How to complete this task
Return only those lines of the listing that hold the word "Archive".
──────── Recorded information ────────
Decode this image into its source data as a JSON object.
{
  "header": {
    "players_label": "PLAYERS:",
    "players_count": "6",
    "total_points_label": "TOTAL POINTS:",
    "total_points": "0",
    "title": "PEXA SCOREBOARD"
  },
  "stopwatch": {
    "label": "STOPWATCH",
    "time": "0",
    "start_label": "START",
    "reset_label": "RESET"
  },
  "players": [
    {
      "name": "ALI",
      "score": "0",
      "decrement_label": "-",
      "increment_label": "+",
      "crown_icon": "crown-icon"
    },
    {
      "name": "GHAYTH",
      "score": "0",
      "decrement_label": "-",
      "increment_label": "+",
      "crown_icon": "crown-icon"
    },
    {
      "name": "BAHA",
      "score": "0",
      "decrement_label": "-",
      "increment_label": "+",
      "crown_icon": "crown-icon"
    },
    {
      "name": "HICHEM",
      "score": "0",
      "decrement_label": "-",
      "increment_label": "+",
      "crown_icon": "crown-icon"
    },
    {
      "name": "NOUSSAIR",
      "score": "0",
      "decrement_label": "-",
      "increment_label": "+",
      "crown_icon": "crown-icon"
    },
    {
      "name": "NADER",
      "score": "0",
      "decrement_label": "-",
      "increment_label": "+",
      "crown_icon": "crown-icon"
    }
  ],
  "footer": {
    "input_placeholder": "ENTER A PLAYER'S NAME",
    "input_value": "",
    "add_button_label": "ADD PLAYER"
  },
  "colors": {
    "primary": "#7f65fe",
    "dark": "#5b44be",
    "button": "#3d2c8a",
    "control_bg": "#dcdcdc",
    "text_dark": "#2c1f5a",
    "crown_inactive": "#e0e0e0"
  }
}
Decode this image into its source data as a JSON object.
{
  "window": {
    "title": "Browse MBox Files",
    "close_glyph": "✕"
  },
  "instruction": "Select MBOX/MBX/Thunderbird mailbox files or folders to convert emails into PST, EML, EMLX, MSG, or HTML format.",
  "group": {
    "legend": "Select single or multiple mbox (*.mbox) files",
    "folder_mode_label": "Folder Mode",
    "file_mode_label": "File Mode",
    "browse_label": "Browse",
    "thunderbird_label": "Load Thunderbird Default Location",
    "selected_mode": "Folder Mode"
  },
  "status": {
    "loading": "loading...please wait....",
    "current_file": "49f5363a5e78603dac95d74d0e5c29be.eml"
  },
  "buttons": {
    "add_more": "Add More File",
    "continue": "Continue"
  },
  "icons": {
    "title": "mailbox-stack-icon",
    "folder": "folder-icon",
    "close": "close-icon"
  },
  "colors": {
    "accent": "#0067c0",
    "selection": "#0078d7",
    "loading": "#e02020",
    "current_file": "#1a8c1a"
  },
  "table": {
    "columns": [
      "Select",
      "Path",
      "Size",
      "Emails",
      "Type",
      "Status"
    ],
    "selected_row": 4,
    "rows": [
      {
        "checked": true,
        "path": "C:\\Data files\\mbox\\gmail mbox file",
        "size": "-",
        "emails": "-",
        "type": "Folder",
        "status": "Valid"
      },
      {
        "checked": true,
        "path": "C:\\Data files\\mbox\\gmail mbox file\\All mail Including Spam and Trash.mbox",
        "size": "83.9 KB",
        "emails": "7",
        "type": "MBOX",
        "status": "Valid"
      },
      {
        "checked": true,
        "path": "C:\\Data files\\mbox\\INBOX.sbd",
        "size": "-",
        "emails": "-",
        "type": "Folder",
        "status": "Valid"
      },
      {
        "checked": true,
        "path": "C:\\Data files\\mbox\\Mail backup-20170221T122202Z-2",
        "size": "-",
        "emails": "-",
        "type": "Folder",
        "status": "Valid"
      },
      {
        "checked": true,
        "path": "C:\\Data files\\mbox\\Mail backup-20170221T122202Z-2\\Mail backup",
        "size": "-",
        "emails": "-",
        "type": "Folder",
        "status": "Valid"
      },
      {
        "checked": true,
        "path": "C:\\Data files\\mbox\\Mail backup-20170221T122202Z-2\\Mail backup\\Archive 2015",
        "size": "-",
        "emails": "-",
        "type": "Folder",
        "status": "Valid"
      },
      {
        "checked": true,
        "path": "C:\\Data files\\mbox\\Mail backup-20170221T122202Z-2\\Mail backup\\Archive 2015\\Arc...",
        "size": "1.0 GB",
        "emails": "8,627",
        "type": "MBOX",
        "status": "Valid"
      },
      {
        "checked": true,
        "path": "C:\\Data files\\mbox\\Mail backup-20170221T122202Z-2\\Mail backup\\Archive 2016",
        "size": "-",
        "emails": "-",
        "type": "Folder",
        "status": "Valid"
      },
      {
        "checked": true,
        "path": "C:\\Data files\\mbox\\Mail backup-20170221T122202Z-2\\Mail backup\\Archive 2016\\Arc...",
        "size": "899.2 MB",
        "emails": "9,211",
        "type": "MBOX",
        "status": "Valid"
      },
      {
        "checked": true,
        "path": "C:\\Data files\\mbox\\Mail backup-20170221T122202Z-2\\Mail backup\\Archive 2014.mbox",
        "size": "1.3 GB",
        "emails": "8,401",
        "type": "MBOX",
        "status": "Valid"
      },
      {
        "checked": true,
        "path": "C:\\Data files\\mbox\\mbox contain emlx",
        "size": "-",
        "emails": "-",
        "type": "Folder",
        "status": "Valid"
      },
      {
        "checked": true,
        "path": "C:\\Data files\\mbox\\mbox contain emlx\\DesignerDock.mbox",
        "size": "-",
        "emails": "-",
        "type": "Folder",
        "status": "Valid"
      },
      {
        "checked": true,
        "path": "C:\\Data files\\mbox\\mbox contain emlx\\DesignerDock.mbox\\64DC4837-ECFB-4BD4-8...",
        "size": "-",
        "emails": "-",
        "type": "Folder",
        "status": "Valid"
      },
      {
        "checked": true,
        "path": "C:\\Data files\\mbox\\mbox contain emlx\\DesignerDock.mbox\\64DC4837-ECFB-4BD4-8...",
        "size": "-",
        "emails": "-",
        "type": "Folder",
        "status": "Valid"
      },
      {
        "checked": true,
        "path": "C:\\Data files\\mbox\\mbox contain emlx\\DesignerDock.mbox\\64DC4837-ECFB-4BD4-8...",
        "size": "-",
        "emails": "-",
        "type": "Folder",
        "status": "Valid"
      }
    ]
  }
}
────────
Response area
        "path": "C:\\Data files\\mbox\\Mail backup-20170221T122202Z-2\\Mail backup\\Archive 2015",
        "path": "C:\\Data files\\mbox\\Mail backup-20170221T122202Z-2\\Mail backup\\Archive 2015\\Arc...",
        "path": "C:\\Data files\\mbox\\Mail backup-20170221T122202Z-2\\Mail backup\\Archive 2016",
        "path": "C:\\Data files\\mbox\\Mail backup-20170221T122202Z-2\\Mail backup\\Archive 2016\\Arc...",
        "path": "C:\\Data files\\mbox\\Mail backup-20170221T122202Z-2\\Mail backup\\Archive 2014.mbox",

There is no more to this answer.